MESA, Ariz., July 29, 2016 /PRNewswire/ -- American Traffic Solutions (ATS), touted the findings released Thursday from the Insurance Institute for Highway Safety (IIHS), a stark reminder of the high stakes drivers, passengers, pedestrians and other road users face when red-light safety camera programs are turned off.
The analysis of 14 cities that had ended their red-light camera programs during 2010 to 2014, found the rate of fatal red-light running crashes jumped 30 percent compared with the expected rate had cameras remained in use, according to the IIHS report titled "Effects of Turning On and Off Red-Light Cameras on Fatal Crashes in Large U.S. Cities."

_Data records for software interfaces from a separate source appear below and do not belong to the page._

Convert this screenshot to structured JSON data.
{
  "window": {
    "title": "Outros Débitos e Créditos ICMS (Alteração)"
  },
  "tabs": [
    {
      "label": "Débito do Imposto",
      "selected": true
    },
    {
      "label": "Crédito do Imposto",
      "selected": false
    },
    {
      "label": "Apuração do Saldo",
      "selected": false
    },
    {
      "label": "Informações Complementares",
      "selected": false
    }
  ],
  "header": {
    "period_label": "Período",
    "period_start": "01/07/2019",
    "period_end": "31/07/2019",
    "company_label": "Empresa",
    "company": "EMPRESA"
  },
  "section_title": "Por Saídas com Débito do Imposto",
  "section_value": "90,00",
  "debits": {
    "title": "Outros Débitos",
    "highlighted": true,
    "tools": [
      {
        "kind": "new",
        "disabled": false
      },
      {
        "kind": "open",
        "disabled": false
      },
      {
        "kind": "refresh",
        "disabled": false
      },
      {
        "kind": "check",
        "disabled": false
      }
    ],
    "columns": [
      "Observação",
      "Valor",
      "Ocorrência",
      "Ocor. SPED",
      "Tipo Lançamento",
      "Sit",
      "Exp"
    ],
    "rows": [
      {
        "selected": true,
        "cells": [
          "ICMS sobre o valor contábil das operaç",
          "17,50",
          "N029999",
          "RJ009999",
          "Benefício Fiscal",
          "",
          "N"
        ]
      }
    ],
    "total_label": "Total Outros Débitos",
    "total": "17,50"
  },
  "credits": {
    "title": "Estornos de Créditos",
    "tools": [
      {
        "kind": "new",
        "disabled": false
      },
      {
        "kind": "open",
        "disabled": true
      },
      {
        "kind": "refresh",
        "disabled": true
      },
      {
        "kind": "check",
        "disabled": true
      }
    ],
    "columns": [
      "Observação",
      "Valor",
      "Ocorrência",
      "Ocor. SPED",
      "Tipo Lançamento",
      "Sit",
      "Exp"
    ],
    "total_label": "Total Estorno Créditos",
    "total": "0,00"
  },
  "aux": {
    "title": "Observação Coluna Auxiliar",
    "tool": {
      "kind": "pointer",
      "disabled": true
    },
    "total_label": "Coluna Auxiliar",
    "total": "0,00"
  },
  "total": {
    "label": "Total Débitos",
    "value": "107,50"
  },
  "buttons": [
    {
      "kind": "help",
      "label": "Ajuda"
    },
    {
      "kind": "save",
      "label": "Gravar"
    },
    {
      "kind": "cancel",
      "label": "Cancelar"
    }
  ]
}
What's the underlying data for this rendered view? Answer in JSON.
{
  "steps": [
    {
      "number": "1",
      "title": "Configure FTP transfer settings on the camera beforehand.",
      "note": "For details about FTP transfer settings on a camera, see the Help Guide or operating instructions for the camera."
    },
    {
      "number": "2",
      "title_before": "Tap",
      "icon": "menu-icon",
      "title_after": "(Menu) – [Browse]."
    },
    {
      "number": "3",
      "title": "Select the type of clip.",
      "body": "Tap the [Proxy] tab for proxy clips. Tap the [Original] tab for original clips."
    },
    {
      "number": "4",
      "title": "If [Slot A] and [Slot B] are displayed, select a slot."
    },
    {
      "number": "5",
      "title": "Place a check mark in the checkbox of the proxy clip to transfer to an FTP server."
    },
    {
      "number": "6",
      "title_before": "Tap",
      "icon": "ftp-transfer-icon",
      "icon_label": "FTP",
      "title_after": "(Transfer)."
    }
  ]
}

IIHS researchers found this same pool of cities with 200,000 residents or more also experienced a 16 percent increase per capita in fatal crashes of all types, exacting an estimated 63 lives that could have been saved had the cameras remained on.
"This research again proves red-light safety cameras work," said ATS spokesperson Charles Territo. "We are proud to partner with so many communities across the country to help save lives."
Upon the report's release, the Governors Highway Safety Association issued a statement saying in part: "These numbers represent real lives lost that could have been saved with red-light cameras. We hope that states and communities across the country will examine the latest IIHS data and consider implementing red-light cameras in locations where they will truly make a difference, saving both lives and money."
Over the past few years, separate reports have shown a change for the worse in driver behavior when red-light cameras have been removed. For example:
"Clearly, the research continues to show that when red-light cameras are removed, the result is an intersection that is more deadly. ATS urges drivers to abide by the traffic laws, slow down on yellow and stop on red," added Territo.